Problem to solve: Search the data for the word "Unisci" and copy every line where it occurs.

BEGIN Supplied material

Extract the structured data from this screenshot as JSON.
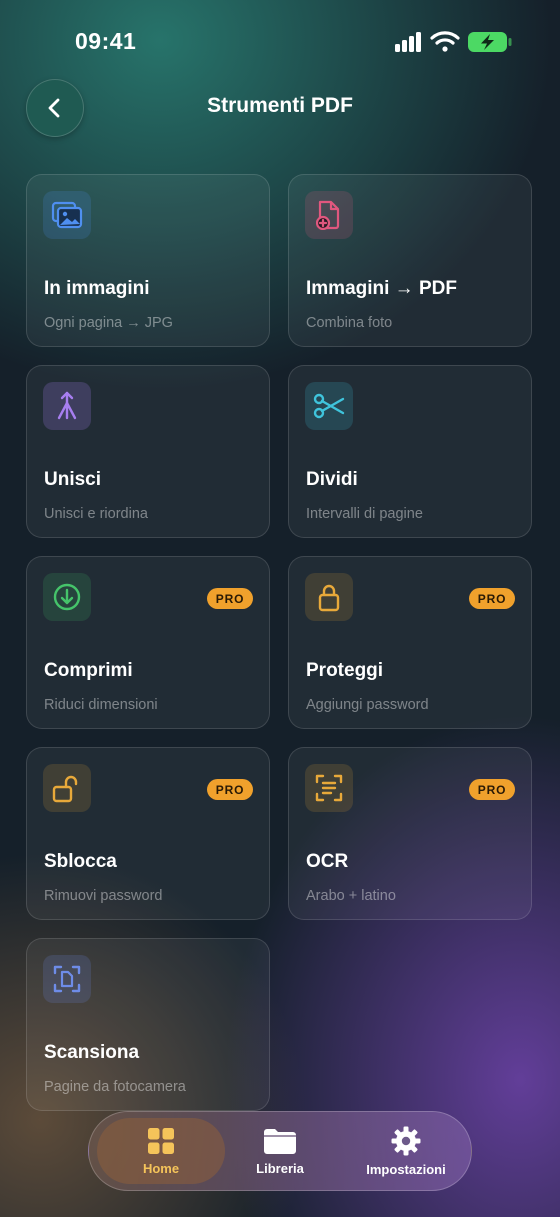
{
  "status_bar": {
    "time": "09:41",
    "battery_color": "#4cd964"
  },
  "header": {
    "title": "Strumenti PDF",
    "back_icon": "chevron-left-icon"
  },
  "tools": [
    {
      "title": "In immagini",
      "subtitle": "Ogni pagina → JPG",
      "icon": "images-icon",
      "pro": false
    },
    {
      "title": "Immagini → PDF",
      "subtitle": "Combina foto",
      "icon": "file-plus-icon",
      "pro": false
    },
    {
      "title": "Unisci",
      "subtitle": "Unisci e riordina",
      "icon": "merge-icon",
      "pro": false
    },
    {
      "title": "Dividi",
      "subtitle": "Intervalli di pagine",
      "icon": "scissors-icon",
      "pro": false
    },
    {
      "title": "Comprimi",
      "subtitle": "Riduci dimensioni",
      "icon": "download-circle-icon",
      "pro": true
    },
    {
      "title": "Proteggi",
      "subtitle": "Aggiungi password",
      "icon": "lock-icon",
      "pro": true
    },
    {
      "title": "Sblocca",
      "subtitle": "Rimuovi password",
      "icon": "unlock-icon",
      "pro": true
    },
    {
      "title": "OCR",
      "subtitle": "Arabo + latino",
      "icon": "text-scan-icon",
      "pro": true
    },
    {
      "title": "Scansiona",
      "subtitle": "Pagine da fotocamera",
      "icon": "document-scan-icon",
      "pro": false
    }
  ],
  "pro_badge_label": "PRO",
  "colors": {
    "accent_pro": "#f0a12c",
    "images": "#4f8ff0",
    "file_plus": "#e0577e",
    "merge": "#a77ef0",
    "scissors": "#3fc4dc",
    "compress": "#45c46a",
    "lock": "#e8a93a",
    "scan": "#6e8ce8"
  },
  "tabbar": {
    "items": [
      {
        "label": "Home",
        "icon": "grid-icon",
        "active": true
      },
      {
        "label": "Libreria",
        "icon": "folder-icon",
        "active": false
      },
      {
        "label": "Impostazioni",
        "icon": "gear-icon",
        "active": false
      }
    ]
  }
}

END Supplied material

Task response:
      "title": "Unisci",
      "subtitle": "Unisci e riordina",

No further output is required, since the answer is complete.